By Kid iD
'Black Comedy,' the debut EP from Leeds' Kid iD, is four folk-orientated tracks, where each song sets out to show a different facet of Kid iD's chosen genre. 'Love Is' is languid, jazz club cool, while 'Comic Crutch' takes a more ramshackle and quirky approach to folk. The only two songs that could be accused of sounding similar, are the acoustic ballads 'Black Comedy' and 'Colours of Love.'
The strongest of the two acoustic-led tracks, 'Black Comedy' is sublimely easy on the ear. The vocals are partially hidden behind a shimmer of distortion, and the brisk acoustic guitar is placed slightly lower in the mix, smoothing out any clunking edges. Even the percussion is relegated to a soft, background bump, although the drums do growl louder on the more upbeat choruses.

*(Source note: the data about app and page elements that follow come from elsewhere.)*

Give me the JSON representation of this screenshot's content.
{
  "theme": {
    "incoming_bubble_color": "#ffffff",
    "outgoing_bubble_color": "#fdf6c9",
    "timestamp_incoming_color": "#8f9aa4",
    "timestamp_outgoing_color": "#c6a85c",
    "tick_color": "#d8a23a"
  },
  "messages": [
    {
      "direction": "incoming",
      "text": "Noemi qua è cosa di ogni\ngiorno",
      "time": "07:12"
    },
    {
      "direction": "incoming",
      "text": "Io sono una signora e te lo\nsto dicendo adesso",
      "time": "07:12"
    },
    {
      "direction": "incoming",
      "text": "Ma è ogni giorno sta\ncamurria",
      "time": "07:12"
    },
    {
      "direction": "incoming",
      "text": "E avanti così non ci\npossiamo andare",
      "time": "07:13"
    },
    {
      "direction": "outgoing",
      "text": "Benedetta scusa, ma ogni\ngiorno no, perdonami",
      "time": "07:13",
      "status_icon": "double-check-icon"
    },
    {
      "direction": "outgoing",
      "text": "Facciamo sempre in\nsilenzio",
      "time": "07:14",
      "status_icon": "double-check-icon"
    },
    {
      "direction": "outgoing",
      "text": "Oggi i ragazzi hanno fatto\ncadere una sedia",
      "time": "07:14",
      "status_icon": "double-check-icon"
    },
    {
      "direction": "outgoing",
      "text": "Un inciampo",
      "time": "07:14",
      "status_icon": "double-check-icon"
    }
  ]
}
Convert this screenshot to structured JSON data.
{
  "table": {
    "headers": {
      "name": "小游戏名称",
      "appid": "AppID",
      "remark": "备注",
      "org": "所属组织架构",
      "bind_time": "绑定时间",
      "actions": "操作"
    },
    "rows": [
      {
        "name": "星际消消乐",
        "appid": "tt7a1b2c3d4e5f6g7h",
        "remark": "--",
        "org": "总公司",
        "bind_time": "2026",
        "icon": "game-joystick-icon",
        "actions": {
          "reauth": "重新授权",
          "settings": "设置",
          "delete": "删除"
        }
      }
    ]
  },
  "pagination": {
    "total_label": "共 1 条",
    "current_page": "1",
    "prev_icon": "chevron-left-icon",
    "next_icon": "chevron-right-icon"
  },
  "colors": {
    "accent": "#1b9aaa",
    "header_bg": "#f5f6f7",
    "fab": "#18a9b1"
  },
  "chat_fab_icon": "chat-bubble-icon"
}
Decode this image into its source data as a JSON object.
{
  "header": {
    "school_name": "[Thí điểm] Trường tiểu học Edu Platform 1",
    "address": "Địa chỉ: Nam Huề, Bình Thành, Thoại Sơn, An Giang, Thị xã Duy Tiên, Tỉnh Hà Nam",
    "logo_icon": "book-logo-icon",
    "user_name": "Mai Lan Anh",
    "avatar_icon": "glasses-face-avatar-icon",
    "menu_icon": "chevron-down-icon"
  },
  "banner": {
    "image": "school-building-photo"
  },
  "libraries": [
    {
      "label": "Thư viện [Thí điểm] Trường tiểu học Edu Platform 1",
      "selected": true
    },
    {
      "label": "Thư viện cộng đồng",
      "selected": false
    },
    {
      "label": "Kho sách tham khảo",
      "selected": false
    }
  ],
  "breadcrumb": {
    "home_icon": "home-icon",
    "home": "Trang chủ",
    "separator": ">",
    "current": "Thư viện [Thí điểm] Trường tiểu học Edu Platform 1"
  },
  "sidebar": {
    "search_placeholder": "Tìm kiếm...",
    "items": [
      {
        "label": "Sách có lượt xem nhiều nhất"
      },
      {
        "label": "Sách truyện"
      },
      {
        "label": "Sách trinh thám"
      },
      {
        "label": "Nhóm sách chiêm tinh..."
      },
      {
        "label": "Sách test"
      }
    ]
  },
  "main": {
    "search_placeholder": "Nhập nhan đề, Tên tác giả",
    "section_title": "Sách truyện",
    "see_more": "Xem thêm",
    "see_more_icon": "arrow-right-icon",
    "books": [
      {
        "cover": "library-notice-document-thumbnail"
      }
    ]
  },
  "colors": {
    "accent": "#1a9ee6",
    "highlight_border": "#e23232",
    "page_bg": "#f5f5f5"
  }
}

While this should be a recipe for boredom, 'Black Comedy' isn't short on character. Frontman Ralph Pelleymounter always puts an unusual spin on his vocals, whether he's pattering out some brisk lyrics or breaking out into an oddly-inflected holler, his vocals will keep you on your toes, and consequently 'Black Comedy' won't pass by in a blur.
'Black Comedy' makes one last bid to make an impression on the listener, with an end-section of military drum-rolls and some very mature and melodrama-shunning strings. 'Black Comedy' is one meandering, folky track that carries just enough clout to lift it from the realms of 'nice, but forgettable' and make it memorable.
Sadly, the same can't be said for plodding acoustic number 'Colours of Love,' which is easily the EP's weakest offering. While the guitars are pretty enough, that's nothing out of the ordinary in the context of this EP. But, it's the vocals where things really go wrong, as Pelleymounter tries to sound dreamy and vague, but actually ends up sounding bored. Each line drags its feet, and chances are your attention will have wandered before Pelleymounter gets to the end of the first sentence.
Thankfully, Kid iD get back on track with the rough-and-ready country of 'Comic Crutch.' Following a quirky introduction of multi-layered, harmonised vocals that hark back to the days of barbershop quartets, 'Comic Crutch' lurches into a verse of bone-shaking guitars. Just when you're in danger of getting accustomed to those clunking rhythms, Kid iD bring out that old country favourite, the cowbell, and bash out some purposefully duff-sounding chords on the guitar. If you're a fan of live-sounding, back-to-basics acoustic ditties, then 'Comic Crutch' is for you.
However, if you're not a fan of being jarred and bumped by a song, then the chorus of 'Comic Crutch' administers a shot of easy melody. The "whoooo, whoooo" backing vocals are both pop-music catchy, and chillingly atmospheric, while the drums are a rumbling build-up that'll have you anticipating some dramatic peak. When the chorus does reach its zenith, it turns out to be a handful of twangy chords and a quick rattle of the cowbell, before it's back to those jerking verses. It's unexpected enough to not feel like an anticlimax. 'Comic Crutch' is simple and shambolic folk with an easy, melodic chorus, and a few surprises along the way.
The cheerful trumpet at the beginning of 'Love Is' is in stark contrast to everything else on this EP. And the rest of 'Love Is' is equally individual, as it slips into a slick, jazzy groove where Pelleymounter's winding vocals lead the way. Although some clattering acoustic guitars and short, sharp drum-rolls help pad out the verses, the main focus is on Pelleymounter's vocals and the trumpet flourishes.
Kid iD wisely kick 'Love Is' into second gear for the jangling, Mediterranean-influenced choruses, which sound even more fun after the poised cool of the verses. But, ultimately 'Love Is' leaves you with a smile on your face, as the drums and the trumpet turn out an end-section of oooom-pa, oooom-pa, carnival beats.
'Black Comedy' isn't an EP that screams for your attention. Even the two strongest songs - 'Black Comedy' and 'Love Is' - take multiple listens before they win you over. But, what's really impressive about Kid iD, is the variety they manage to pack into four songs, and that's what'll get you excited about their forthcoming full-length.